The 28th of September is the celebration of the Campaign for the Legalization of Abortion, which has taken place for years in Latin America and the Caribbean and this year will be celebrated all around the world for the first time. The group known as“Feminismos 15M”[es] has chosen this date...
Eva Anderson, a Senior Analyst with Transparency International, examines the recent prison abuse video scandal in Georgia as the country prepares for crucial 1 October Parliamentary Elections. The blog post in particular looks at the penitentiary system and the urgent need for reform.
In our first post in this tree-part series we briefly introduced some water-related issues in Iquitos, and later presented the controversy generated by the transnational Conoco Phillips and their exploration and search for hydrocarbons in the Nanay River basin.
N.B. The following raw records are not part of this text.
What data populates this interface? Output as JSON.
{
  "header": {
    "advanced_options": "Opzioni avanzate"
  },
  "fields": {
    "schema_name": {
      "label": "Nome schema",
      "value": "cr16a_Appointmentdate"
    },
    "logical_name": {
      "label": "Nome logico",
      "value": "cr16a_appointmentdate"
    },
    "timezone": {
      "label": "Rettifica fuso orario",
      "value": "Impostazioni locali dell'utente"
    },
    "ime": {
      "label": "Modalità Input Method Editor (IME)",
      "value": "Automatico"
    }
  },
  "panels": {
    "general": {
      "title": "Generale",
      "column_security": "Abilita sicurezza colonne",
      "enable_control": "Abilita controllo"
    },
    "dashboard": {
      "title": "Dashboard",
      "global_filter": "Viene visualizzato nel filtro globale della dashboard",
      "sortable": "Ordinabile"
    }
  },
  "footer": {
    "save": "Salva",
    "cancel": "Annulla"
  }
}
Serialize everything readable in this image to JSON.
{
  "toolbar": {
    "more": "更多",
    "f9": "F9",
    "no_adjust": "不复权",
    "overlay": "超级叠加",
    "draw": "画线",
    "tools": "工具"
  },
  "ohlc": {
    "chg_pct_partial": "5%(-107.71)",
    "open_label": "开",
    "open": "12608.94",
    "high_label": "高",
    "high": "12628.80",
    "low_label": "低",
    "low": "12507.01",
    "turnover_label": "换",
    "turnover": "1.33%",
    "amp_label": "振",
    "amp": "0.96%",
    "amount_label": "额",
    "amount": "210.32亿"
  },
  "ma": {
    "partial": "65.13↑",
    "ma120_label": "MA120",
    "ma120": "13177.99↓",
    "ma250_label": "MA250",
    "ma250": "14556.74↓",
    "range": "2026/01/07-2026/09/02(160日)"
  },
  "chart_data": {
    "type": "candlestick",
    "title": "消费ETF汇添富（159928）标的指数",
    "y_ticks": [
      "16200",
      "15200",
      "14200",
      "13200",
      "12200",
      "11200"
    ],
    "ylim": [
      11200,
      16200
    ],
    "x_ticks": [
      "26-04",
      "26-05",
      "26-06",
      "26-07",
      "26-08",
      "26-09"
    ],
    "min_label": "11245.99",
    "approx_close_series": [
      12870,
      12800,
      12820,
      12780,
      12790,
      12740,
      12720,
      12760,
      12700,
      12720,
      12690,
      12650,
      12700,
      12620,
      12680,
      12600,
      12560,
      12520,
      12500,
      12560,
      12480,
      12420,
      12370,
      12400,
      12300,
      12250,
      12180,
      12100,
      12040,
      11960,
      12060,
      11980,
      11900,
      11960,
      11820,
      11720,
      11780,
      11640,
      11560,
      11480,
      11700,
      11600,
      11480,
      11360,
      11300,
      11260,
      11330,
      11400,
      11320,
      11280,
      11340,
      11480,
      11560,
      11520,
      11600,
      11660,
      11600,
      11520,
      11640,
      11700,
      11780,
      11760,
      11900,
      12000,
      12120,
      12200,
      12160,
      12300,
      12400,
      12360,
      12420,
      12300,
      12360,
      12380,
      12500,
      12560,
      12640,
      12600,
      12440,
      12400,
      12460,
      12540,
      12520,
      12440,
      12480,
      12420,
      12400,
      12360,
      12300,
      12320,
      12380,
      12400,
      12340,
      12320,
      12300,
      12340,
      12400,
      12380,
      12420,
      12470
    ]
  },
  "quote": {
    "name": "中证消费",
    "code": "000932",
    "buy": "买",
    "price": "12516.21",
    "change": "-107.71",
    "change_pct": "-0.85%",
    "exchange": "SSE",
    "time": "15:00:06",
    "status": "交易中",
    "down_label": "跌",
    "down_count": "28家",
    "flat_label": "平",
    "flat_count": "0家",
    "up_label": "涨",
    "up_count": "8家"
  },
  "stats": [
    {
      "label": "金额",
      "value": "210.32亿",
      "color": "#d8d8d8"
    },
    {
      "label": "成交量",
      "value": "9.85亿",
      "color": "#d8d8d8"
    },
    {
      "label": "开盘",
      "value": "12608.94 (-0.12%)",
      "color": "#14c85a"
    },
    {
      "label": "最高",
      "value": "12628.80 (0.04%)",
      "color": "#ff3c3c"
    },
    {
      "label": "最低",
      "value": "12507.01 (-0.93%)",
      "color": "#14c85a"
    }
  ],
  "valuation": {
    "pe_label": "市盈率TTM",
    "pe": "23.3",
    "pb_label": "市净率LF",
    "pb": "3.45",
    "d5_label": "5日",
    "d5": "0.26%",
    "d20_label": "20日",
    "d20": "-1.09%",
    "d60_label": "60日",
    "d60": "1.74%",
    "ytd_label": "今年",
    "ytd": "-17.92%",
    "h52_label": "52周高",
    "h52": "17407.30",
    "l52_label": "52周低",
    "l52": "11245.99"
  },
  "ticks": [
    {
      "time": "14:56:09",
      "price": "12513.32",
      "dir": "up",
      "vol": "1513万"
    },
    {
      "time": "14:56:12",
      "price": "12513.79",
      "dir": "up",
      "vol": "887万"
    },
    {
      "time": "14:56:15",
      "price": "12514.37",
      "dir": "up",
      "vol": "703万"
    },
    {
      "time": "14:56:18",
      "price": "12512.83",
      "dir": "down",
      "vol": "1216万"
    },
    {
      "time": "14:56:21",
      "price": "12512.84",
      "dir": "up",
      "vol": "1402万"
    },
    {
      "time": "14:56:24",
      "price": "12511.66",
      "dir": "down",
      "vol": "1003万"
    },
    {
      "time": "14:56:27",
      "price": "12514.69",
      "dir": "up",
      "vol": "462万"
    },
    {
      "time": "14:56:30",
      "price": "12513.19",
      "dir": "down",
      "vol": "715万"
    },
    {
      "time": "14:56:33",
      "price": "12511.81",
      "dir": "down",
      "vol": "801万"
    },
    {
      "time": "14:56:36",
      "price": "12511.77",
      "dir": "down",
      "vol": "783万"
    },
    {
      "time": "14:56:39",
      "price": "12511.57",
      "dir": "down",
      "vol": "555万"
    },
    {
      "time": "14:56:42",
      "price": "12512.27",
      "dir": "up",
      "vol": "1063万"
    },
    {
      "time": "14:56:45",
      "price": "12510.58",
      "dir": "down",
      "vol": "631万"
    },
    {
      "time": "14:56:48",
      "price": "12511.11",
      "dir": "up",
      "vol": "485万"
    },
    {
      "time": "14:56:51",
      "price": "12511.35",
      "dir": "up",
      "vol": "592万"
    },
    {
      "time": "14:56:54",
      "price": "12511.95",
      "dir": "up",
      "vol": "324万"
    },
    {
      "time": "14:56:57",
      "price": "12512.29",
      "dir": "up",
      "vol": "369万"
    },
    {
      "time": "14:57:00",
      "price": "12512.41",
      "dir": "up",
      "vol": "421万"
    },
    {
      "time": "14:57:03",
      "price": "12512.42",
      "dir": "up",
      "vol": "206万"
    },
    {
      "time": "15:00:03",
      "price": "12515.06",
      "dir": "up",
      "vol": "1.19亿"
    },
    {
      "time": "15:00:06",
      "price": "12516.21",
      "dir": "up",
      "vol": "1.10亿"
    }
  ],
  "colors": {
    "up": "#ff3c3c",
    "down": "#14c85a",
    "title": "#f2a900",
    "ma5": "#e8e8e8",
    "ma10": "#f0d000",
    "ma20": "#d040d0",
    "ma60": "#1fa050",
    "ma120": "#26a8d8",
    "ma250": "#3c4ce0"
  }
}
In this post we continue addressing the issue and discuss how organizations like the Water Committee are fighting this problem.
After 14 hours of intense debate, Uruguay’s Chamber of Deputies voted 50 to 49 in favor of depenalizing abortion during the first 12 weeks of pregnancy. Twitter was abuzz during the whole day as Uruguayans shared their opinions on abortion and the bill under debate.
Anne Henochowicz from China Digital Times translated a stability maintenance instructions from within an university from Shaanxi province which demands teachers and staffs from various departments to monitor students’ sentiment on the Diaoyu Islands disputes and prevent “rumors” from spreading.
Despite initial setbacks, the Hungarian public has succeeded in convincing the Parliament to treat the issue of domestic violence seriously.
Western embassies were targeted by protesters in many Arab nations after an anti-Islamic movie trailer was published online. Yet calls for protests in the capital of Algeria, Algiers, went mostly unnoticed.
Now, nine people who self-identify as writers are running in the elections for the so-called "Coordinating Council of the Russian Opposition," and a tenth strongly considered registering as a candidate before ultimately dropping out. Bearing in mind that writing is not the most popular of professions, this is a hefty proportion of the total.
Aleph Jiménez, an activist and scientist, has gone missing in México after denouncing police repression following his arrest for participating in a political protest. Two of his colleagues have appeared dead. Family fears authorities are involved.
The recent ban on the anti-Islam film 'Innocence of Muslims' in Kyrgyzstan has triggered lively debates among the country's internet users. While some netizens support the ban on the "offensive" video, others argue that restricting access to the film limits their freedom.